We watched The Lavender Hill Mob and Tomorrow Never Dies, which makes me quite curious about the new James Bond. While it's not possible for them to come up with a nummier Bond than Pierce Brosnan, I'm willing to give Daniel Craig a shot.
Having a bit of a clash with my inner "you suck" demons these last few days. I've been wondering if I've become a complacent writer, laurel-reclining as result of the string of sales I've had. Have I stopped challenging myself, taking risks, and experimenting outside my comfort zone? Am I writing to capitalize on what I've sold rather than trying my hand at more venturesome projects? And am I ever going to break into the "Big 3"??
Contrarily, am I over-thinking my technique, bogging down my prose and losing the story in the process? And then there's my seeming inability to get to work on, much less finish, a novel.
Yes, I know, I know. Quit wallowing in angst and just put words on the page. Meep.
- 34-day sale of "The Goddess Queen's Battlefield" to GrendelSong, my second to these fine folks.

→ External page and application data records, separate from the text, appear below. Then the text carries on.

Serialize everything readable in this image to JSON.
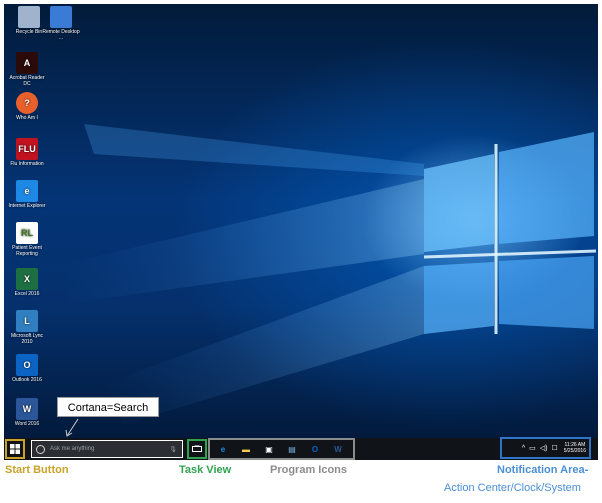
{
  "desktop_icons": [
    {
      "name": "recycle-bin",
      "label": "Recycle Bin",
      "color": "#9fb4cc"
    },
    {
      "name": "remote-desktop",
      "label": "Remote Desktop ...",
      "color": "#3a7bd5"
    },
    {
      "name": "acrobat-reader",
      "label": "Acrobat Reader DC",
      "color": "#2b0a0a"
    },
    {
      "name": "who-am-i",
      "label": "Who Am I",
      "color": "#e8602c"
    },
    {
      "name": "flu-information",
      "label": "Flu Information",
      "color": "#c1121f"
    },
    {
      "name": "internet-explorer",
      "label": "Internet Explorer",
      "color": "#1e88e5"
    },
    {
      "name": "patient-event-reporting",
      "label": "Patient Event Reporting",
      "color": "#ffffff"
    },
    {
      "name": "excel-2016",
      "label": "Excel 2016",
      "color": "#1d6f42"
    },
    {
      "name": "lync-2010",
      "label": "Microsoft Lync 2010",
      "color": "#2f7fc1"
    },
    {
      "name": "outlook-2016",
      "label": "Outlook 2016",
      "color": "#0b63c4"
    },
    {
      "name": "word-2016",
      "label": "Word 2016",
      "color": "#2b579a"
    }
  ],
  "icon_glyphs": {
    "acrobat-reader": "A",
    "flu-information": "FLU",
    "who-am-i": "?",
    "internet-explorer": "e",
    "patient-event-reporting": "RL",
    "excel-2016": "X",
    "lync-2010": "L",
    "outlook-2016": "O",
    "word-2016": "W"
  },
  "callout": {
    "text": "Cortana=Search"
  },
  "taskbar": {
    "search_placeholder": "Ask me anything",
    "programs": [
      {
        "name": "edge",
        "glyph": "e",
        "color": "#1e88e5"
      },
      {
        "name": "file-explorer",
        "glyph": "▬",
        "color": "#f2c94c"
      },
      {
        "name": "store",
        "glyph": "▣",
        "color": "#ffffff"
      },
      {
        "name": "notepad-app",
        "glyph": "▤",
        "color": "#7fb3e6"
      },
      {
        "name": "outlook",
        "glyph": "O",
        "color": "#0b63c4"
      },
      {
        "name": "word",
        "glyph": "W",
        "color": "#2b579a"
      }
    ],
    "clock_time": "11:26 AM",
    "clock_date": "5/25/2016"
  },
  "labels": {
    "start": "Start Button",
    "taskview": "Task View",
    "programs": "Program Icons",
    "notification": "Notification Area-",
    "notification_sub": "Action Center/Clock/System"
  }
}
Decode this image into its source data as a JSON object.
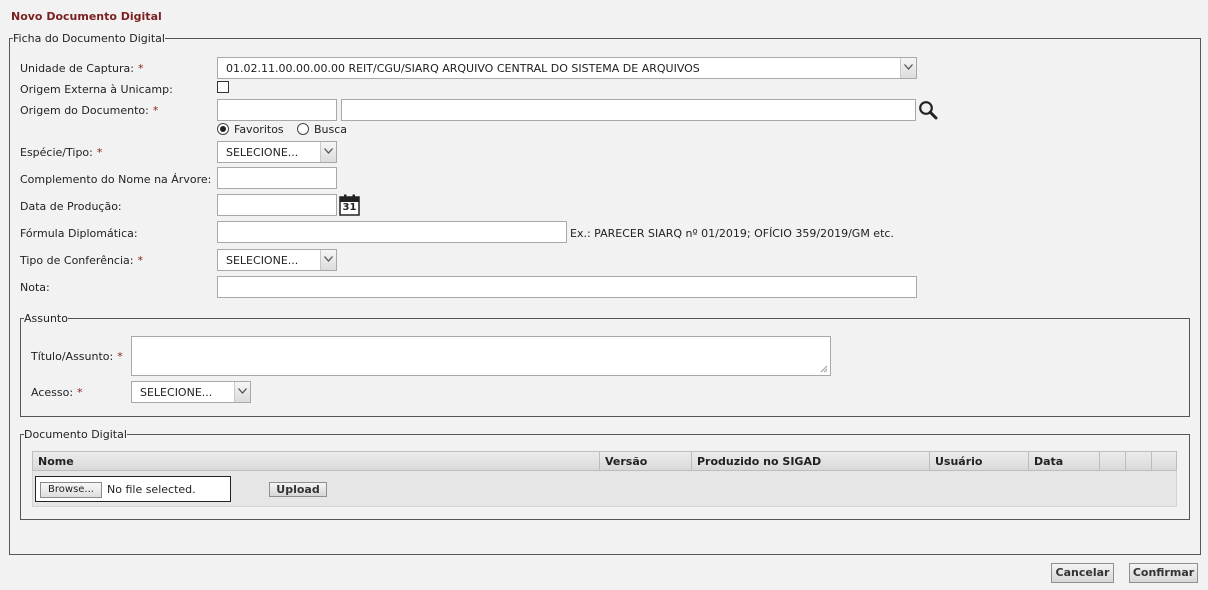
{
  "page": {
    "title": "Novo Documento Digital"
  },
  "ficha": {
    "legend": "Ficha do Documento Digital",
    "unidade_captura": {
      "label": "Unidade de Captura:",
      "value": "01.02.11.00.00.00.00 REIT/CGU/SIARQ ARQUIVO CENTRAL DO SISTEMA DE ARQUIVOS"
    },
    "origem_externa": {
      "label": "Origem Externa à Unicamp:",
      "checked": false
    },
    "origem_documento": {
      "label": "Origem do Documento:",
      "code_value": "",
      "name_value": "",
      "options": {
        "favoritos": "Favoritos",
        "busca": "Busca",
        "selected": "favoritos"
      }
    },
    "especie_tipo": {
      "label": "Espécie/Tipo:",
      "value": "SELECIONE..."
    },
    "complemento": {
      "label": "Complemento do Nome na Árvore:",
      "value": ""
    },
    "data_producao": {
      "label": "Data de Produção:",
      "value": "",
      "calendar_day": "31"
    },
    "formula": {
      "label": "Fórmula Diplomática:",
      "value": "",
      "hint": "Ex.: PARECER SIARQ nº 01/2019; OFÍCIO 359/2019/GM etc."
    },
    "tipo_conferencia": {
      "label": "Tipo de Conferência:",
      "value": "SELECIONE..."
    },
    "nota": {
      "label": "Nota:",
      "value": ""
    },
    "required_mark": "*"
  },
  "assunto": {
    "legend": "Assunto",
    "titulo": {
      "label": "Título/Assunto:"
    },
    "acesso": {
      "label": "Acesso:",
      "value": "SELECIONE..."
    }
  },
  "documento_digital": {
    "legend": "Documento Digital",
    "columns": [
      "Nome",
      "Versão",
      "Produzido no SIGAD",
      "Usuário",
      "Data"
    ],
    "browse_label": "Browse...",
    "file_status": "No file selected.",
    "upload_label": "Upload"
  },
  "actions": {
    "cancel": "Cancelar",
    "confirm": "Confirmar"
  }
}
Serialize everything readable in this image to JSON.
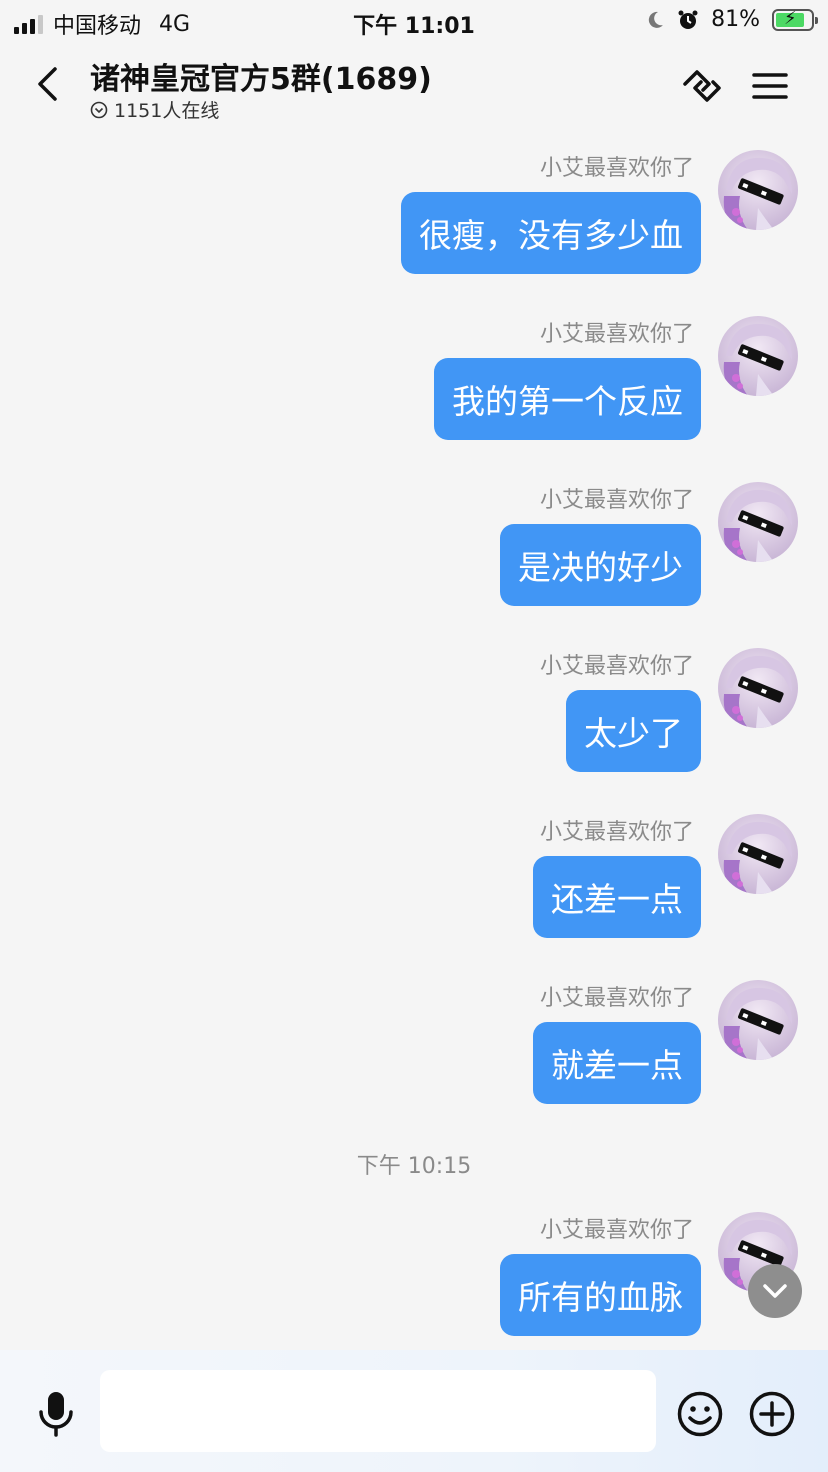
{
  "status_bar": {
    "carrier": "中国移动",
    "network": "4G",
    "time": "下午 11:01",
    "battery": "81%",
    "battery_level": 0.81
  },
  "header": {
    "title": "诸神皇冠官方5群(1689)",
    "online": "1151人在线"
  },
  "messages": [
    {
      "sender": "小艾最喜欢你了",
      "text": "很瘦，没有多少血"
    },
    {
      "sender": "小艾最喜欢你了",
      "text": "我的第一个反应"
    },
    {
      "sender": "小艾最喜欢你了",
      "text": "是决的好少"
    },
    {
      "sender": "小艾最喜欢你了",
      "text": "太少了"
    },
    {
      "sender": "小艾最喜欢你了",
      "text": "还差一点"
    },
    {
      "sender": "小艾最喜欢你了",
      "text": "就差一点"
    },
    {
      "sender": "小艾最喜欢你了",
      "text": "所有的血脉"
    }
  ],
  "time_separator": "下午 10:15",
  "input": {
    "value": "",
    "placeholder": ""
  },
  "colors": {
    "bubble": "#4196f5",
    "background": "#f5f5f5",
    "sender": "#8a8a8a"
  },
  "icons": {
    "back": "chevron-left-icon",
    "link": "link-icon",
    "menu": "menu-icon",
    "mic": "mic-icon",
    "emoji": "smiley-icon",
    "add": "plus-circle-icon",
    "scroll": "chevron-down-icon"
  }
}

It's slated for publication in their Autumn Equinox 2007 issue. The story was inspired by Suzanne Vega's "The Queen & The Soldier," a song that britzkrieg introduced me to. Thanks for the muse food, sweetie!
- 600 on the collab. piece I'm doing with mtrimm1. *lob*
- 400: the start of the Swan Lake story that David Niven and Vincent Price want me to write. Spent some time last night/early this morning (as in 1AM early) researching all the myriad incarnations and interpretations of Swan Lake there have been, including the Mercedes Lackey retelling, The Black Swan.
- 300 on a new freelance gig. I'm going to take all of y'all's advice and count those in my "words written"/Club 100 tally. Haven't decided yet if they'll have the same weight as fiction, but they ought to count.
- Poked and prodded a story I've been sitting on that wanted a time out plus final spit-polish before being shoved unto the breach. I like the story very much, but I'm having a hard time classifying it. In the end, I screwed my courage to the sticking place, chucked my "is this a good fit?" wafflings out the window, and sent it to Cicada. While I'm an advocate of the "don't self-reject" school of submission, I still have this thing going on, particularly with the editors/markets that I've had repeat sales at, wherein I'm all anxious about disappointing them, so I find myself hesitating to take risks, submission-wise. Because, of course, seeing the same ole same ole from a writer never gets stale (*snort*).
Ah, rejectomancy at its finest. Or actually, would this be acceptomancy?
Writers are insane. If we didn't start that way, the biz turns us into twitching, neurotic wrecks.
Club 100 For Writers